What can we be if not what we are to each other? That's the question that hangs heavy and bright, like a full moon, over Bartees Strange's second album, Farm to Table. Since the release of his debut LP Live Forever in late 2020, the D.C.-area artist has made a name for himself as one of the most bombastic and relentlessly inventive performers working within the shifting nebula of "indie rock." Years in different cities playing among different genres, from hardcore and emo to house and hip-hop, all bear through in his restless, riveting sound. The dynamic, quiet/loud jolts and captivating melodicism that characterized his first album continue through Farm to Table, where Strange takes the chance to reflect on both his recent rise in the music industry and his ever-evolving role among the people he loves.
As Strange put forth on Live Forever's "Mossblerd," genre is not a harmless organizational tool; it's a substructure that bolsters the superstructure of racial capitalism, sealing certain artists out of certain scenes, reifying whiteness as the untroubled norm. Genre concerns who has access to which resources as much as it describes who sounds like what. Indie rock, a genre supposedly in opposition to consumerism, is often one of the worst offenders when it comes to camouflaging that same machinery. Indie gets treated as a channel for conveying pure feeling, unbeholden to popular whim. The indie artist digs up deep, personal emotion, spins it over a handful of guitar chords, and draws listeners in to raw experience. In this narrative, the mechanics of label distribution, fanbase-building, and self-promotion fall to the wayside, incidentally: Indie artists are supposed to get big because they have the biggest feelings and the least compunction about sharing them.

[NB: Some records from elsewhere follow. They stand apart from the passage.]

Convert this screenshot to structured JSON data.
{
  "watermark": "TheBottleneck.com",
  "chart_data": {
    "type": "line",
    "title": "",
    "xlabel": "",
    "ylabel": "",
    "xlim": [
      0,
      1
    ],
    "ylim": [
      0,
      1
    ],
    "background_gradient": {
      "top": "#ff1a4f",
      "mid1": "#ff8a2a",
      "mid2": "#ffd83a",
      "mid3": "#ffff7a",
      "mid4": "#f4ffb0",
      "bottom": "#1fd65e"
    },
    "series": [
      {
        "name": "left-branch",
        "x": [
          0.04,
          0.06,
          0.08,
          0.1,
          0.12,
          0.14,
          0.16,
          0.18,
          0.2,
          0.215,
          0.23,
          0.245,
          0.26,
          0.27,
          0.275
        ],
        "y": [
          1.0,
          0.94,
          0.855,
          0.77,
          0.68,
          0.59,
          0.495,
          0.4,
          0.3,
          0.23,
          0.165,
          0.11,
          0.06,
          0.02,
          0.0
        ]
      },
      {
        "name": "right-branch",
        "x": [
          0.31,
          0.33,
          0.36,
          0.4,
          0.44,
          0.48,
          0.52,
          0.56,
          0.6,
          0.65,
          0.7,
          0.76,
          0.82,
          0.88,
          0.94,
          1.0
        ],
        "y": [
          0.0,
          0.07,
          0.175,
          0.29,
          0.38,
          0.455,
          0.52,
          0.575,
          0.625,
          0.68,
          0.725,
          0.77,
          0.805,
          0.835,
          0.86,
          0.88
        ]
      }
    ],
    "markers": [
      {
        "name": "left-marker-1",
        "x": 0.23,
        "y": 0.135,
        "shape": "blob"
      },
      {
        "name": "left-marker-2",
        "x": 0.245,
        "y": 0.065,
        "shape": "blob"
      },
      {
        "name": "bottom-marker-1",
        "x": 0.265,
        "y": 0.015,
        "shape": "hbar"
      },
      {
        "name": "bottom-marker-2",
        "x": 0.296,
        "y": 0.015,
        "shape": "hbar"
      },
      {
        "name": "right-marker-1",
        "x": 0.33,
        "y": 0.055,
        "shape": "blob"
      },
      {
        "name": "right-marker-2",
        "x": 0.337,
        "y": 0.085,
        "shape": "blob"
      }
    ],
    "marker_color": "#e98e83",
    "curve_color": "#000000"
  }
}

Strange sources the sounds of this world—Live Forever interpolated songs by indie catalysts Bon Iver and The Antlers—while also illuminating its rules. On Farm to Table's "Cosigns," he celebrates the time he's been spending Facetiming with Bon Iver's Justin Vernon. He calls out the marquee artists who've invited him on tour, like Phoebe Bridgers and Courtney Barnett. He drops a nod to Martin Mills, founder of Beggars Group, the company that owns his label 4AD. Strange's rise over the past two years has been fueled both by his own brilliant songs and by the network of fellow artists and industry stalwarts who have recognized their brilliance. No one skyrockets on their own. Everyone has connections. Indie rock, under its usual cloak of whiteness, tends to feed the myth of individual genius. Strange upends that demurral. People move by network, and all art is network, even if it labels itself rogue.
Alongside celebrating his friends and champions, Strange works through the long tail of his family roots on Farm to Table. His father was a military engineer who frequently traveled on duty when Strange was a child. On the gentle acoustic "Tours," he sifts through memories of speaking to his dad on the phone while he was away: "You’d talk about times where we were young and I remember nothing," he sings, his voice stretching out that last word. His dad holds a version of Strange that's gone to him; there's a rift between his own sense of self and the ways that others hold him in their minds. "I’m your son/And that’s all I want," he concludes at the finish, his voice coarsening at first and then careening up into his falsetto. There are the stable, well-defined roles both men play for each other, and then there's also the desire that animates them. There's love's container and then the love itself that floods it.
Indie rock, under its usual cloak of whiteness, tends to feed the myth of individual genius
The voices of Strange's family appear directly toward the end "Black Gold," a gentle but static-streaked rumination on leaving his childhood home in Mustang, Oklahoma. There's still distance between himself and his origins here, but an electric current spans it. He finds a way to hold the people he's been and the people who've been there for him within the person he is. "When I miss your call, it reopens wounds," he sings in falsetto. "Build me back up, like you would do." Sometimes the people who've hurt us can also be the people who help us through our healing. Strange's songwriting thrives on tension, and that's one of many thematic tensions animating Farm to Table. He weighs his powerful drive to succeed at what he does with skeptical glances at capitalism's scam on "Escape the Circus." On "Heavy Heart," he tempers wounded trepidation and a predisposition for melancholy with fierce, abundant love. By holding these poles beside each other, wondering at the charge of their paradox, he skips out of the narratives that would flatten them. He lets their fullness flicker. He surfaces his own story where nothing gets crossed out.